4) Shape the dough into balls, and place them on a parchment lined baking sheet.
5) Gently flatten the buns with your hand to make them about 4 inch wide “discs.”
6) Cover the buns, and let them rise for 60 to 90 minutes, until they’re noticeably puffy. Towards the end of the rising time, preheat the oven to 350°F.
7) Brush each bun with some melted butter.
8) Bake the buns for about 20 minutes, until they’re a light, golden brown, and their interior temperature is at least 200°F, measured with an instant-read thermometer or easier when they’re golden brown and you tap the bottom of a bun with your knuckle it will sound hollowish.
9) Remove the buns from the oven, transfer them to a rack. Allow the buns to cool completely, then store airtight at room temperature. Enjoy!
There are many reasons to Celebrate this holiday season with your family and friends but also remember to share your joy with those you don’t know, the strangers passing by a little joy can go a long way. And because I look for any instance to insert a little Robert Frost (favorite poet) when I can…

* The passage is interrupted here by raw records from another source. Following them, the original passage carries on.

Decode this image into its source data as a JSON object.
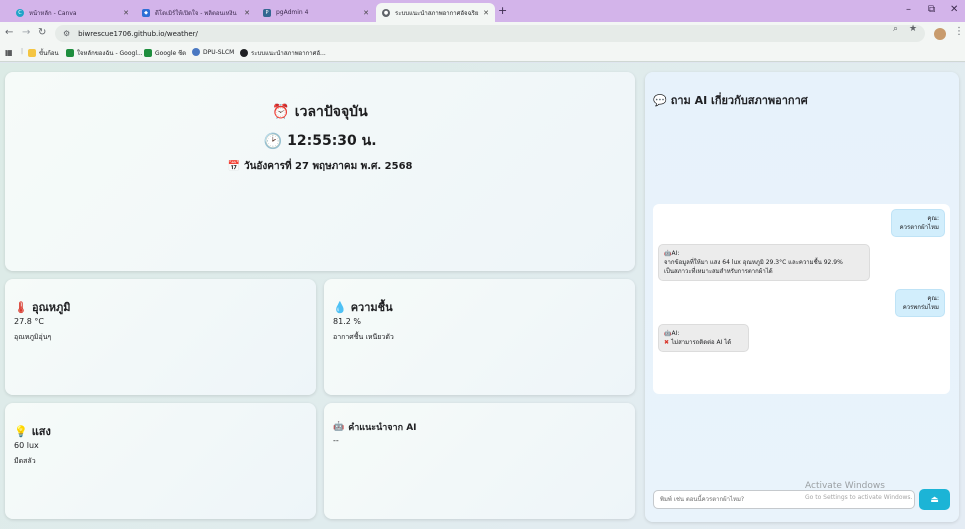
{
  "browser": {
    "tabs": [
      {
        "title": "หน้าหลัก - Canva",
        "favicon": "canva-icon",
        "color": "#20a4c8"
      },
      {
        "title": "ดีโดเมิร์ให้เปิดใจ - พลิตอนเหงิน",
        "favicon": "shield-icon",
        "color": "#2d6fd6"
      },
      {
        "title": "pgAdmin 4",
        "favicon": "pgadmin-icon",
        "color": "#336791"
      },
      {
        "title": "ระบบแนะนำสภาพอากาศอัจฉริยะ",
        "favicon": "globe-icon",
        "color": "#5f6368"
      }
    ],
    "window_controls": {
      "minimize": "–",
      "maximize": "⧉",
      "close": "✕"
    },
    "new_tab": "+",
    "url": "biwrescue1706.github.io/weather/",
    "bookmarks": [
      {
        "label": "",
        "icon": "apps-grid-icon"
      },
      {
        "label": "ขั้นก้อน",
        "icon": "folder-icon",
        "color": "#f4c542"
      },
      {
        "label": "ใจหลักของฉัน - Googl...",
        "icon": "sheets-icon",
        "color": "#1e8e3e"
      },
      {
        "label": "Google ชีต",
        "icon": "sheets-icon",
        "color": "#1e8e3e"
      },
      {
        "label": "DPU-SLCM",
        "icon": "dpu-icon",
        "color": "#4a78c2"
      },
      {
        "label": "ระบบแนะนำสภาพอากาศอั...",
        "icon": "globe-icon",
        "color": "#202124"
      }
    ]
  },
  "clock": {
    "title": "เวลาปัจจุบัน",
    "time": "12:55:30 น.",
    "date": "วันอังคารที่ 27 พฤษภาคม พ.ศ. 2568"
  },
  "sensors": {
    "temperature": {
      "title": "อุณหภูมิ",
      "value": "27.8 °C",
      "desc": "อุณหภูมิอุ่นๆ"
    },
    "humidity": {
      "title": "ความชื้น",
      "value": "81.2 %",
      "desc": "อากาศชื้น เหนียวตัว"
    },
    "light": {
      "title": "แสง",
      "value": "60 lux",
      "desc": "มืดสลัว"
    },
    "ai_advice": {
      "title": "คำแนะนำจาก AI",
      "value": "--"
    }
  },
  "ai_chat": {
    "title": "ถาม AI เกี่ยวกับสภาพอากาศ",
    "messages": [
      {
        "role": "user",
        "who": "คุณ:",
        "text": "ควรตากผ้าไหม"
      },
      {
        "role": "ai",
        "who": "AI:",
        "text1": "จากข้อมูลที่ให้มา แสง 64 lux อุณหภูมิ 29.3°C และความชื้น 92.9%",
        "text2": "เป็นสภาวะที่เหมาะสมสำหรับการตากผ้าได้"
      },
      {
        "role": "user",
        "who": "คุณ:",
        "text": "ควรพกร่มไหม"
      },
      {
        "role": "ai",
        "who": "AI:",
        "text": "ไม่สามารถติดต่อ AI ได้"
      }
    ],
    "input_placeholder": "พิมพ์ เช่น ตอนนี้ควรตากผ้าไหม?",
    "send_icon": "send-icon"
  },
  "watermark": {
    "line1": "Activate Windows",
    "line2": "Go to Settings to activate Windows."
  }
}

A Winter Eden~ Robert FrostA winter garden in an alder swamp, Where conies now come out to sun and romp, As near a paradise as it can be And not melt snow or start a dormant tree. It lifts existence on a plane of snow One level higher than the earth below, One level nearer heaven overhead, And last year’s berries shining scarlet red. It lifts a gaunt luxuriating beast Where he can stretch and hold his highest feat On some wild apple tree’s young tender bark, What well may prove the year’s high girdle mark. So near to paradise all pairing ends: Here loveless birds now flock as winter friends, Content with bud-inspecting. They presume To say which buds are leaf and which are bloom. A feather-hammer gives a double knock. This Eden day is done at two o’clock. An hour of winter day might seem too short To make it worth life’s while to wake and sport.
Stopping by Woods on a Snowy Evening~ Robert FrostWhose woods these are I think I know. His house is in the village though; He will not see me stopping here To watch his woods fill up with snow. My little horse must think it queer To stop without a farmhouse near Between the woods and frozen lake The darkest evening of the year. He gives his harness bells a shake to ask if there is some mistake. The only other sound’s the sweep Of easy wind and downy flake. The woods are lovely, dark and deep. But I have promises to keep, And miles to go before I sleep, And miles to go before I sleep.